Facebook calculates the friend ranking scores by analyzing all of a user’s on-site behavior and connections. Other signals in addition to those listed above that likely contribute to these scores include who a user is tagged in photos with, how many mutual friends they, if they Like the same Pages or are members of the same Group, if they check in together, and if they have matching biographical characteristics such as current city, hometown, employers, or education history. The score evolves and becomes more accurate over time.
Facebook uses the friend ranking score to increase the relevancy of its products by making sure users see news feed stories about the people they’re most interested in, can quickly find them in search and Chat, and receive push notifications about them on their mobile devices. Facebook engineer Keith Adams confirms that a user’s browsing behavior only impacts what they themselves see, and that viewing tons of photos of a certain friend won’t make a user appear in that friend’s news feed any more frequently. Users have long been interested in finding out who browses their profile though this information is not available, leading the rise of fake “profile spy” applications that are actually scams.
These scores have been built from years of data and thousands of actions, and the ability to customize the site for relevance is one of Facebook’s greatest strengths. The lack of this data would hamper the functionality of competing social networks such as Google+, even if they had your friend list.
At the top of the friend rankings list users will see their closest friends, people they’ve interacted with a lot recently, and those they frequently visit the profiles of. At the bottom they may see non-friends who they’re connected to through mutual friends or who they used to be friends with.
By using the right-click option “Inspect Element” in Google Chrome or Firebug in Firefox, users can view the file “first_degree.php” which includes the friend ranking data. Facebook pre-loads this file to speed up typeahead search results. In it, users will notice “tokens” associated with some friends. These are alternate names that can be used to initiate a friend tag in a status update or photo or find these friends in Facebook search, and include long and short forms of common names, familial relation types, and old names of users who’ve since changed their Facebook name. For example, a friend named Richard would have the tokens “rick” and “dick”, while a friend that a user has confirmed as their brother would have the token “brother”.

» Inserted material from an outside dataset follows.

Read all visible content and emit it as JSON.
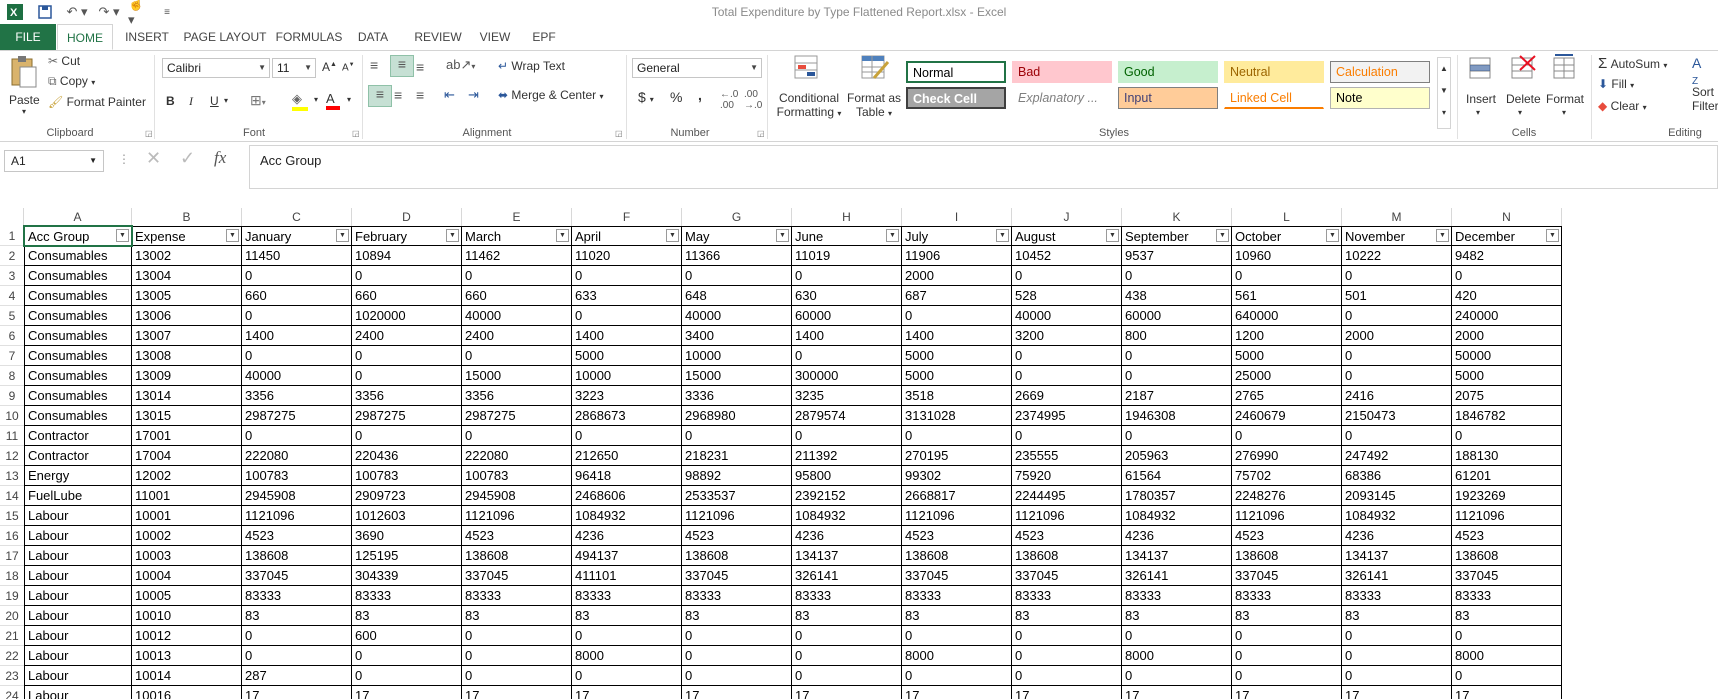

Users who want to view their friend rankings should do so now as Facebook may modify its code to prevent users from seeing this data. This is because knowledge that such a list even exists could scare users into avoiding any embarrassing browsing behavior. It’s these extended viewing sessions of an ex-lover’s photos or the wall of an admired peer that help drive the social network’s massive average time-on-site, so Facebook probably doesn’t want users to think these friend rankings could ever see the light of day.